Of course there are plenty of reasons to convert to power windows, including the appeal of owning a fully loaded car, or just looking cool in general. Beyond the convenience factor, installing power windows into a car that’s almost half a century old can help eliminate a few hurdles.
Using our ’64 Chevelle two-door hardtop—a car that came to us with the doors half-gutted—as an example, we can offer the first tip. Try to start with an intact door complete with all of its innards. Intact means all of the parts you’ll need to reuse are in place, and factory adjustments can be marked and noted before disassembly. Otherwise you’ll be playing the “try to figure it out game.” If so, don’t worry, the game’s instructions can be found in either a parts or shop manual, we used both. The next tip is: Don’t buy junk—by junk, we mean inferior parts that don’t fit and aren’t worth the labor to put them in. Some excellent power window kits are on the market, and Electric-Life is one of the brands that offers a high-quality system. For our ’64 Chevelle we installed Electric-Life’s GM87-K kit engineered to fit ’64-67 Chevelles and El Caminos. The kit comes with minimal instructions, but it does mention the three different positions for adjusting the down stop. We unscrewed the bolt, and placed it at the top position.
Remember it’s always a good idea to test one’s progress as a project moves along. It’s that old check twice, install once philosophy. For instance we ran 12V juice to the window motors to ensure the windows operated properly (up and down) before we installed the door panels. Also it’s a good idea one knows for sure what they’ve identified as up and down in the wiring, and making sure the switch isn’t reversed.
Before you begin to pull everything apart, be sure to mark the factory adjustment, and you should do just fine.
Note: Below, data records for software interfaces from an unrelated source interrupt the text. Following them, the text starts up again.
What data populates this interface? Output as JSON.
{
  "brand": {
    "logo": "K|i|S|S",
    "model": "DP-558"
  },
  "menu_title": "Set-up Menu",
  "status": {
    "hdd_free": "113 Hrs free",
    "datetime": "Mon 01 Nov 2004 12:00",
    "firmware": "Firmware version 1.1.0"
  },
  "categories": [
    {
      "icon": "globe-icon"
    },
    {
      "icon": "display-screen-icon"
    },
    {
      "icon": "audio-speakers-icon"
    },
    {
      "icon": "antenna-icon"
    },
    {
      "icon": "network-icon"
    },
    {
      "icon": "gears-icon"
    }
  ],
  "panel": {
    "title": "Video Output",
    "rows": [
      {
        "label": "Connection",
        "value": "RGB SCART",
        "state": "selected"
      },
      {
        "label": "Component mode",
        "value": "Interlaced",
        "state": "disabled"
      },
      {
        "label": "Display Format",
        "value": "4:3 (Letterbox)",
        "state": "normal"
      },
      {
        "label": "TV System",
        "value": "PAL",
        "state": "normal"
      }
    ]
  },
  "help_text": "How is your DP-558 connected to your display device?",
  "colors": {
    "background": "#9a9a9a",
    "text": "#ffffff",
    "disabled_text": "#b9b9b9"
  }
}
Another thing, should the windows flunk the garden hose test after you’ve completed the job, don’t worry, these cars tend to be a little tough to get the correct fit the first time. It might take a little tinkering, but you will get things to seal up.